In short, the name Makom (place) embodies the paradox which informs the Jewish experience of God. God is both remote and nearby, awesome and intimate, impersonal and caring. Is that not the wisdom that Moses garners after the Golden Calf? The overwhelming mystery of God is not incompatible with God’s concern and compassion. True, we humans are unequipped to comprehend very much of the nature of God, yet we are wired to sense God’s proximity. From the cleft of the rock, Moses is briefly exposed not only to the partial vision of God’s back, but also to the warmth of God’s grace. One without the other would do violence to both the human and divine.
Time and again the poets and pietists of Judaism gave expression to the tension between a God beyond depiction and a God who is closer to us than our own soul, nowhere more gloriously than inAdon Olam, the meditation which appears so often in our liturgy. While in the first three stanzas, the poet speaks in the voice of the philosopher, contemplating the eternity, power and uniqueness of God, the creator of the cosmos, in the final two, he shifts to avowing with fervor that this same God is the ballast and soul mate of his own life. Grandeur and grace are not irreconcilable, only refractions of the divine as filtered through the prism of Jewish consciousness. Adon Olam captures the spirit of our parasha better than any commentary, especially in the splendid new translation in Siddur Sim Shalom for Shabbat and Festivals (p. 54).

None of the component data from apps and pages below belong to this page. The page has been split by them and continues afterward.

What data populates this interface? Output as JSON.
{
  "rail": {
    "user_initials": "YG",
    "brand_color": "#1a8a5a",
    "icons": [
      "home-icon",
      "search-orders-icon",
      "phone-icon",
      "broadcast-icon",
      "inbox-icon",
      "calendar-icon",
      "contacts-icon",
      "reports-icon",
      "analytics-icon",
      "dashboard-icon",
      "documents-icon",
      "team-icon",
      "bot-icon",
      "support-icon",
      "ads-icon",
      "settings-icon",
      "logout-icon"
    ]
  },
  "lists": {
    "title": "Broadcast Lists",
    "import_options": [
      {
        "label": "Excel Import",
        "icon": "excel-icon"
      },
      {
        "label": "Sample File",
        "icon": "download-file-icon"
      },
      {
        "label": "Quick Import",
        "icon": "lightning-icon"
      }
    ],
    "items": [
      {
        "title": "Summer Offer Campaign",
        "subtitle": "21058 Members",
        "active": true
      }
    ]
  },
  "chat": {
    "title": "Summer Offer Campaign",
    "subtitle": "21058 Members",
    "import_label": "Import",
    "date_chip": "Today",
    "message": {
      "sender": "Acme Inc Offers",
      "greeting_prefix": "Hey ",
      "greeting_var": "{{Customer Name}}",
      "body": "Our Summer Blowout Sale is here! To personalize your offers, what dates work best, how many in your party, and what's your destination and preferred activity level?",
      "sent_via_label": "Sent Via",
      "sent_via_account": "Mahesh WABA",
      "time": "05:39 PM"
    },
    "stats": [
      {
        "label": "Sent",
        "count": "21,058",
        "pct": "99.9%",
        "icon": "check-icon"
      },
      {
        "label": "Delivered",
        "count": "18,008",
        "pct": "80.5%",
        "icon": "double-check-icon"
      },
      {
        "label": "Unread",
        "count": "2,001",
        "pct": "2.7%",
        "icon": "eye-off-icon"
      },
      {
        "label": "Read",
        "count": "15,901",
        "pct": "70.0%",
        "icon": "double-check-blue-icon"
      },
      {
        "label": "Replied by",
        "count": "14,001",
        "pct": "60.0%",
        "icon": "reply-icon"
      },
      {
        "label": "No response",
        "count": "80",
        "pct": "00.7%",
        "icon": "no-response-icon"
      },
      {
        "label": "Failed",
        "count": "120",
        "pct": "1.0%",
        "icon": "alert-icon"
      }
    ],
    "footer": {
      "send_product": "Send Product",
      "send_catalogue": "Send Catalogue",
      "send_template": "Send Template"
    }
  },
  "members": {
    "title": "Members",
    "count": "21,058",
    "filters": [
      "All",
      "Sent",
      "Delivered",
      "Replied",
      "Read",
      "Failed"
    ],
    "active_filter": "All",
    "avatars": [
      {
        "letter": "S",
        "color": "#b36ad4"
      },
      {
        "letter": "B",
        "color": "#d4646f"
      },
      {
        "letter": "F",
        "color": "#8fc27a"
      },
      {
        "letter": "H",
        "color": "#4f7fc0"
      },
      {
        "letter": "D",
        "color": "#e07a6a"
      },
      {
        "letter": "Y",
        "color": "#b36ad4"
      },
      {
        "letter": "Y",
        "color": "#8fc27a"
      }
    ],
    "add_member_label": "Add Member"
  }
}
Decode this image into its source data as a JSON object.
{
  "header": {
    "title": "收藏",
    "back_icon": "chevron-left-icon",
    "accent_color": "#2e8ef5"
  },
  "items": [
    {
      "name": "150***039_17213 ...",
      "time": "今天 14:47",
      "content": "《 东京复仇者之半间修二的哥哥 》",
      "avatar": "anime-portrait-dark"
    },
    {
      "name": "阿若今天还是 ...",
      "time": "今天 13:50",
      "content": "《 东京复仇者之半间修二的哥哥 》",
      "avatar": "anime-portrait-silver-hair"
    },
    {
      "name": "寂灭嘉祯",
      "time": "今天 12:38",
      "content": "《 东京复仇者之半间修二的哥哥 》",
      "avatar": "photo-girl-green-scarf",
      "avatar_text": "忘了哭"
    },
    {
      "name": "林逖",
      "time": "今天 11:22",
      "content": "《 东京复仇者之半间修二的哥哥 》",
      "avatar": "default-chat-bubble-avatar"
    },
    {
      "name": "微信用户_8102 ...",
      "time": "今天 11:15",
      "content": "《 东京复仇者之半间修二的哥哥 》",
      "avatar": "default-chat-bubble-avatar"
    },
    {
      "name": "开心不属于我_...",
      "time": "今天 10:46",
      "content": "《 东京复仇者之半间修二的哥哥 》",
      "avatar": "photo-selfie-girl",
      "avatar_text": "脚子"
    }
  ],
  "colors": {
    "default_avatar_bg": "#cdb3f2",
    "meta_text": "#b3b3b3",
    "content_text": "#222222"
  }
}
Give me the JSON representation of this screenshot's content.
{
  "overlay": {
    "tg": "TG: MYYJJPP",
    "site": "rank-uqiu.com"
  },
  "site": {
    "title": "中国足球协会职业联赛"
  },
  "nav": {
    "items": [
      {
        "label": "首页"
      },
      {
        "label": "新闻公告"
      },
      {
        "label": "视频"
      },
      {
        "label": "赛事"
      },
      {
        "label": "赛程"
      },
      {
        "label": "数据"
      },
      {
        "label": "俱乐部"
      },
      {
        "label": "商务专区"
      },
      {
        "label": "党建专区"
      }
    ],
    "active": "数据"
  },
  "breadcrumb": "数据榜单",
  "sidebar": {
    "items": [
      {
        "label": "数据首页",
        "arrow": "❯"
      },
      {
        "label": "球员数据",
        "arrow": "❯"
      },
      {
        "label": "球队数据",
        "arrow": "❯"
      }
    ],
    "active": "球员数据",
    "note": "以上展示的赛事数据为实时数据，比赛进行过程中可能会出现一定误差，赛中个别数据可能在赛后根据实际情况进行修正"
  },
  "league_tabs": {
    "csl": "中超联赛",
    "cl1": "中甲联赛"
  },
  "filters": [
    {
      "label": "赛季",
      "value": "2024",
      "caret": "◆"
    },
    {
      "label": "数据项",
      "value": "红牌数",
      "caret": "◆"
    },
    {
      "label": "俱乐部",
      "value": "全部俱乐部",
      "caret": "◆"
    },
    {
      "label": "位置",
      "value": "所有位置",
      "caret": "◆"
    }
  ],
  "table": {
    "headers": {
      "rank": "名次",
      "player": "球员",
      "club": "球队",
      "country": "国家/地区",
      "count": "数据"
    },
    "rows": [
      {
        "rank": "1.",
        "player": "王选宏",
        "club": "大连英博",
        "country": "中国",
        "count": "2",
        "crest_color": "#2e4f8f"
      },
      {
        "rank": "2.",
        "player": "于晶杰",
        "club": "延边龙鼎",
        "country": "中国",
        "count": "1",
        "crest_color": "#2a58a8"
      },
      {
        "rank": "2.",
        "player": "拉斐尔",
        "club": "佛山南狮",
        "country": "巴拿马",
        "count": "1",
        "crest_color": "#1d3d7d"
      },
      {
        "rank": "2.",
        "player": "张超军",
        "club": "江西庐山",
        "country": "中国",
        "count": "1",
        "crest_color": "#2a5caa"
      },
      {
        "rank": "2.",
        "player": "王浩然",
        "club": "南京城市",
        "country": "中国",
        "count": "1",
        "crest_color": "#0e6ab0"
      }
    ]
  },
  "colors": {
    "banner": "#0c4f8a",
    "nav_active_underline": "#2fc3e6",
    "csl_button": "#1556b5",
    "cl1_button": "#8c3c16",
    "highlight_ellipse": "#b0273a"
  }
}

Before creation shaped the world,
God, eternal, reigned alone;
but only with creation done
could God as Sovereign be known.
When all is ended, God alone
will reign in awesome majesty,
God was, God is, always will be
glorious in eternity.
God is unique and without peer,
with none at all to be compared,
Without beginning, endlessly,
God’s vast dominion is not shared.
But still – my God, my only hope,
my one true refuge in distress,
my shelter sure, my cup of life,
with goodness real and limitless.
I place my spirit in God’s care;
my body too can feel God near.
When I sleep, as when I wake,
God is with me; I have no fear.